## TASK GOAL
Could every line of the data be copied out once more, exactly?

((

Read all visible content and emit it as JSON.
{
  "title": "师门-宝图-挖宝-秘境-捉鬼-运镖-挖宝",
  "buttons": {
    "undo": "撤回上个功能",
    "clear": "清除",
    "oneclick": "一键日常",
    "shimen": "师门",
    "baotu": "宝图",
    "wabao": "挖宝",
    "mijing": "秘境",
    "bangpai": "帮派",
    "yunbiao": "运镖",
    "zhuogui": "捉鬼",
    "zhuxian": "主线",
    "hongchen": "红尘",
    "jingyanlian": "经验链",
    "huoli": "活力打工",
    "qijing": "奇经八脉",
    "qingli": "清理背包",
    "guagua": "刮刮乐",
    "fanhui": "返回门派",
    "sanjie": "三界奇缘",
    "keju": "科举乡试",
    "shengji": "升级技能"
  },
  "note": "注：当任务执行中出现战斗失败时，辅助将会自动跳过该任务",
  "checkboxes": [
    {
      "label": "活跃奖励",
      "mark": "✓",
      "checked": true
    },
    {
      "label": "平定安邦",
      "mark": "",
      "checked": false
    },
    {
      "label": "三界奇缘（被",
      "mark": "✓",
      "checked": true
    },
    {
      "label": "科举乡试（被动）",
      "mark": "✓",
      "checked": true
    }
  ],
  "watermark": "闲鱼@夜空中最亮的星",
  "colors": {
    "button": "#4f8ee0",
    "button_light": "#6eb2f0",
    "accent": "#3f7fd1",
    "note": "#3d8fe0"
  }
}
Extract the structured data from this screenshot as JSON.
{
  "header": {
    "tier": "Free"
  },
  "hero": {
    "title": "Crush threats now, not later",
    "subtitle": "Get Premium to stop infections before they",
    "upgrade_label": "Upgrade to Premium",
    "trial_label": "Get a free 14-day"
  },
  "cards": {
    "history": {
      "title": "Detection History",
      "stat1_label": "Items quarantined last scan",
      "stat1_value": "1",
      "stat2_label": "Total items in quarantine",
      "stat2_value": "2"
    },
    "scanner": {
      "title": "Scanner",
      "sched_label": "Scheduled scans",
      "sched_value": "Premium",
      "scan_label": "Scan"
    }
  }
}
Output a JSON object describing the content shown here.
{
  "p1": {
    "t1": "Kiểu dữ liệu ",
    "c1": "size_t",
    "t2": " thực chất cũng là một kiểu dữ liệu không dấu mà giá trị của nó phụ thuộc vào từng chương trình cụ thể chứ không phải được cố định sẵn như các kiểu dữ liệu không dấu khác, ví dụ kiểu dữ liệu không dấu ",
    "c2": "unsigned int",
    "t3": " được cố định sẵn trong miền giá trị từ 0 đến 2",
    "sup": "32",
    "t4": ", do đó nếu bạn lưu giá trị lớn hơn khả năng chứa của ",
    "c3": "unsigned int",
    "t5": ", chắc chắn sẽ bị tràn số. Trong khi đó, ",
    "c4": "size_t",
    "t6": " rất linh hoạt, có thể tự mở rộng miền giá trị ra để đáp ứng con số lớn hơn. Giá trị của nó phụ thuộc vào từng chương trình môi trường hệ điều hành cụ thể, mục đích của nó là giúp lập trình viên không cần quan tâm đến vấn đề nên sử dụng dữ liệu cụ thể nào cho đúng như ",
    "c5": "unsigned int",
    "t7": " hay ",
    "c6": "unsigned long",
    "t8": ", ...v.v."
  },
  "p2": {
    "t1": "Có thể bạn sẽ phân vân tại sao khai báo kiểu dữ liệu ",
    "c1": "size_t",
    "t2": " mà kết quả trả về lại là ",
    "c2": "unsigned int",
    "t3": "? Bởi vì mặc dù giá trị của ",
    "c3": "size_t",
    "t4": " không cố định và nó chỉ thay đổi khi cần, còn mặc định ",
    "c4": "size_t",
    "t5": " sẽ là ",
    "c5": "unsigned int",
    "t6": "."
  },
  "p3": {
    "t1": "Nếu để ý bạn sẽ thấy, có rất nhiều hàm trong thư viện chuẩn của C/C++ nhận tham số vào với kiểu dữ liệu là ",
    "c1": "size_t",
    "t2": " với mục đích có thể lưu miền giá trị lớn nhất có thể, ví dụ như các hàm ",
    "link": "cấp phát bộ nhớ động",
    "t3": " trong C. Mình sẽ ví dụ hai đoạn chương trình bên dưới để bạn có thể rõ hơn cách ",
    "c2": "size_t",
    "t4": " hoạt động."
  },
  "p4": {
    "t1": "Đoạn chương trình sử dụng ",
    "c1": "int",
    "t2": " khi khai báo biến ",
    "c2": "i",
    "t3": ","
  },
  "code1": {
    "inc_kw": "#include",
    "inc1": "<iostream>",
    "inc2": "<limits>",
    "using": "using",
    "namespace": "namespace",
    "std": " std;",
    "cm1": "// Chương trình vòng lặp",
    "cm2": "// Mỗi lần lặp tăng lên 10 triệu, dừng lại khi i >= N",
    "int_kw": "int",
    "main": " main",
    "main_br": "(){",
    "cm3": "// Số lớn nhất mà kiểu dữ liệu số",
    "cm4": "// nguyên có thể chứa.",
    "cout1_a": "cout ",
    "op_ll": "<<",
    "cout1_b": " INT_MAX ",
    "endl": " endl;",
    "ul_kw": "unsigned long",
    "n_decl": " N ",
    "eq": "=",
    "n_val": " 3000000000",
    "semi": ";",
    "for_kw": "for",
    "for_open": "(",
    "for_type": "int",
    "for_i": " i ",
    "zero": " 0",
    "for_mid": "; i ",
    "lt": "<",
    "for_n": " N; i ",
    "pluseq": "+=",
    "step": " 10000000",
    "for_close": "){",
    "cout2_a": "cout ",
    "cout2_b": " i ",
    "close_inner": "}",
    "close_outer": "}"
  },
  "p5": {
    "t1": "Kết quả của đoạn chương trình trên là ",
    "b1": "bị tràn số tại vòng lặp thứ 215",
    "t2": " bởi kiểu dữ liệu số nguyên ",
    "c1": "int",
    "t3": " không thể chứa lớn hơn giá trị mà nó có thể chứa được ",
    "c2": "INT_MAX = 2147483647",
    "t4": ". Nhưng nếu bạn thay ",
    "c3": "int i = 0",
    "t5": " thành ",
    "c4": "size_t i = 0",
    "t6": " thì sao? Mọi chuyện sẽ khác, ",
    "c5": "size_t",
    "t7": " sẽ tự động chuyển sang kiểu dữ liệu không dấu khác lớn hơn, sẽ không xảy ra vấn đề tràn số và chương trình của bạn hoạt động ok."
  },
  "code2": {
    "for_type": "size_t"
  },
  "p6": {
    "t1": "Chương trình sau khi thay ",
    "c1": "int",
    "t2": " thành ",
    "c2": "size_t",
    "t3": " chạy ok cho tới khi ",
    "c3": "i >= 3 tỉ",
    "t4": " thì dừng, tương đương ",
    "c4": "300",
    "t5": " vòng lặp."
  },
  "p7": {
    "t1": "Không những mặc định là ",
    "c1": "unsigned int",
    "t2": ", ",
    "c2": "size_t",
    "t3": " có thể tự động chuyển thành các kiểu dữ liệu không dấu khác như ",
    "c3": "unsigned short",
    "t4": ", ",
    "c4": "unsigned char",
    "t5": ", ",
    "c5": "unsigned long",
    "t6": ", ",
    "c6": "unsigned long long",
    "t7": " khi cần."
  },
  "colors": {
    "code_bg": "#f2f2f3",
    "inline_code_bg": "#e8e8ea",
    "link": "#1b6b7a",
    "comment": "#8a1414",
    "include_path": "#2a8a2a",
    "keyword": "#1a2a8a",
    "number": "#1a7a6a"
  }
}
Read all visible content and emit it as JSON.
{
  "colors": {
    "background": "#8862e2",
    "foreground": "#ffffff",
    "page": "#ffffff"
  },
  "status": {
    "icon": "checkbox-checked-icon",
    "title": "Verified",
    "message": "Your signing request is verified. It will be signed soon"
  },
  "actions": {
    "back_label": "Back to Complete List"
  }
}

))

## EXERCISE RESPONSE
Read all visible content and emit it as JSON.
{
  "title": "师门-宝图-挖宝-秘境-捉鬼-运镖-挖宝",
  "buttons": {
    "undo": "撤回上个功能",
    "clear": "清除",
    "oneclick": "一键日常",
    "shimen": "师门",
    "baotu": "宝图",
    "wabao": "挖宝",
    "mijing": "秘境",
    "bangpai": "帮派",
    "yunbiao": "运镖",
    "zhuogui": "捉鬼",
    "zhuxian": "主线",
    "hongchen": "红尘",
    "jingyanlian": "经验链",
    "huoli": "活力打工",
    "qijing": "奇经八脉",
    "qingli": "清理背包",
    "guagua": "刮刮乐",
    "fanhui": "返回门派",
    "sanjie": "三界奇缘",
    "keju": "科举乡试",
    "shengji": "升级技能"
  },
  "note": "注：当任务执行中出现战斗失败时，辅助将会自动跳过该任务",
  "checkboxes": [
    {
      "label": "活跃奖励",
      "mark": "✓",
      "checked": true
    },
    {
      "label": "平定安邦",
      "mark": "",
      "checked": false
    },
    {
      "label": "三界奇缘（被",
      "mark": "✓",
      "checked": true
    },
    {
      "label": "科举乡试（被动）",
      "mark": "✓",
      "checked": true
    }
  ],
  "watermark": "闲鱼@夜空中最亮的星",
  "colors": {
    "button": "#4f8ee0",
    "button_light": "#6eb2f0",
    "accent": "#3f7fd1",
    "note": "#3d8fe0"
  }
}
Extract the structured data from this screenshot as JSON.
{
  "header": {
    "tier": "Free"
  },
  "hero": {
    "title": "Crush threats now, not later",
    "subtitle": "Get Premium to stop infections before they",
    "upgrade_label": "Upgrade to Premium",
    "trial_label": "Get a free 14-day"
  },
  "cards": {
    "history": {
      "title": "Detection History",
      "stat1_label": "Items quarantined last scan",
      "stat1_value": "1",
      "stat2_label": "Total items in quarantine",
      "stat2_value": "2"
    },
    "scanner": {
      "title": "Scanner",
      "sched_label": "Scheduled scans",
      "sched_value": "Premium",
      "scan_label": "Scan"
    }
  }
}
Output a JSON object describing the content shown here.
{
  "p1": {
    "t1": "Kiểu dữ liệu ",
    "c1": "size_t",
    "t2": " thực chất cũng là một kiểu dữ liệu không dấu mà giá trị của nó phụ thuộc vào từng chương trình cụ thể chứ không phải được cố định sẵn như các kiểu dữ liệu không dấu khác, ví dụ kiểu dữ liệu không dấu ",
    "c2": "unsigned int",
    "t3": " được cố định sẵn trong miền giá trị từ 0 đến 2",
    "sup": "32",
    "t4": ", do đó nếu bạn lưu giá trị lớn hơn khả năng chứa của ",
    "c3": "unsigned int",
    "t5": ", chắc chắn sẽ bị tràn số. Trong khi đó, ",
    "c4": "size_t",
    "t6": " rất linh hoạt, có thể tự mở rộng miền giá trị ra để đáp ứng con số lớn hơn. Giá trị của nó phụ thuộc vào từng chương trình môi trường hệ điều hành cụ thể, mục đích của nó là giúp lập trình viên không cần quan tâm đến vấn đề nên sử dụng dữ liệu cụ thể nào cho đúng như ",
    "c5": "unsigned int",
    "t7": " hay ",
    "c6": "unsigned long",
    "t8": ", ...v.v."
  },
  "p2": {
    "t1": "Có thể bạn sẽ phân vân tại sao khai báo kiểu dữ liệu ",
    "c1": "size_t",
    "t2": " mà kết quả trả về lại là ",
    "c2": "unsigned int",
    "t3": "? Bởi vì mặc dù giá trị của ",
    "c3": "size_t",
    "t4": " không cố định và nó chỉ thay đổi khi cần, còn mặc định ",
    "c4": "size_t",
    "t5": " sẽ là ",
    "c5": "unsigned int",
    "t6": "."
  },
  "p3": {
    "t1": "Nếu để ý bạn sẽ thấy, có rất nhiều hàm trong thư viện chuẩn của C/C++ nhận tham số vào với kiểu dữ liệu là ",
    "c1": "size_t",
    "t2": " với mục đích có thể lưu miền giá trị lớn nhất có thể, ví dụ như các hàm ",
    "link": "cấp phát bộ nhớ động",
    "t3": " trong C. Mình sẽ ví dụ hai đoạn chương trình bên dưới để bạn có thể rõ hơn cách ",
    "c2": "size_t",
    "t4": " hoạt động."
  },
  "p4": {
    "t1": "Đoạn chương trình sử dụng ",
    "c1": "int",
    "t2": " khi khai báo biến ",
    "c2": "i",
    "t3": ","
  },
  "code1": {
    "inc_kw": "#include",
    "inc1": "<iostream>",
    "inc2": "<limits>",
    "using": "using",
    "namespace": "namespace",
    "std": " std;",
    "cm1": "// Chương trình vòng lặp",
    "cm2": "// Mỗi lần lặp tăng lên 10 triệu, dừng lại khi i >= N",
    "int_kw": "int",
    "main": " main",
    "main_br": "(){",
    "cm3": "// Số lớn nhất mà kiểu dữ liệu số",
    "cm4": "// nguyên có thể chứa.",
    "cout1_a": "cout ",
    "op_ll": "<<",
    "cout1_b": " INT_MAX ",
    "endl": " endl;",
    "ul_kw": "unsigned long",
    "n_decl": " N ",
    "eq": "=",
    "n_val": " 3000000000",
    "semi": ";",
    "for_kw": "for",
    "for_open": "(",
    "for_type": "int",
    "for_i": " i ",
    "zero": " 0",
    "for_mid": "; i ",
    "lt": "<",
    "for_n": " N; i ",
    "pluseq": "+=",
    "step": " 10000000",
    "for_close": "){",
    "cout2_a": "cout ",
    "cout2_b": " i ",
    "close_inner": "}",
    "close_outer": "}"
  },
  "p5": {
    "t1": "Kết quả của đoạn chương trình trên là ",
    "b1": "bị tràn số tại vòng lặp thứ 215",
    "t2": " bởi kiểu dữ liệu số nguyên ",
    "c1": "int",
    "t3": " không thể chứa lớn hơn giá trị mà nó có thể chứa được ",
    "c2": "INT_MAX = 2147483647",
    "t4": ". Nhưng nếu bạn thay ",
    "c3": "int i = 0",
    "t5": " thành ",
    "c4": "size_t i = 0",
    "t6": " thì sao? Mọi chuyện sẽ khác, ",
    "c5": "size_t",
    "t7": " sẽ tự động chuyển sang kiểu dữ liệu không dấu khác lớn hơn, sẽ không xảy ra vấn đề tràn số và chương trình của bạn hoạt động ok."
  },
  "code2": {
    "for_type": "size_t"
  },
  "p6": {
    "t1": "Chương trình sau khi thay ",
    "c1": "int",
    "t2": " thành ",
    "c2": "size_t",
    "t3": " chạy ok cho tới khi ",
    "c3": "i >= 3 tỉ",
    "t4": " thì dừng, tương đương ",
    "c4": "300",
    "t5": " vòng lặp."
  },
  "p7": {
    "t1": "Không những mặc định là ",
    "c1": "unsigned int",
    "t2": ", ",
    "c2": "size_t",
    "t3": " có thể tự động chuyển thành các kiểu dữ liệu không dấu khác như ",
    "c3": "unsigned short",
    "t4": ", ",
    "c4": "unsigned char",
    "t5": ", ",
    "c5": "unsigned long",
    "t6": ", ",
    "c6": "unsigned long long",
    "t7": " khi cần."
  },
  "colors": {
    "code_bg": "#f2f2f3",
    "inline_code_bg": "#e8e8ea",
    "link": "#1b6b7a",
    "comment": "#8a1414",
    "include_path": "#2a8a2a",
    "keyword": "#1a2a8a",
    "number": "#1a7a6a"
  }
}
Read all visible content and emit it as JSON.
{
  "colors": {
    "background": "#8862e2",
    "foreground": "#ffffff",
    "page": "#ffffff"
  },
  "status": {
    "icon": "checkbox-checked-icon",
    "title": "Verified",
    "message": "Your signing request is verified. It will be signed soon"
  },
  "actions": {
    "back_label": "Back to Complete List"
  }
}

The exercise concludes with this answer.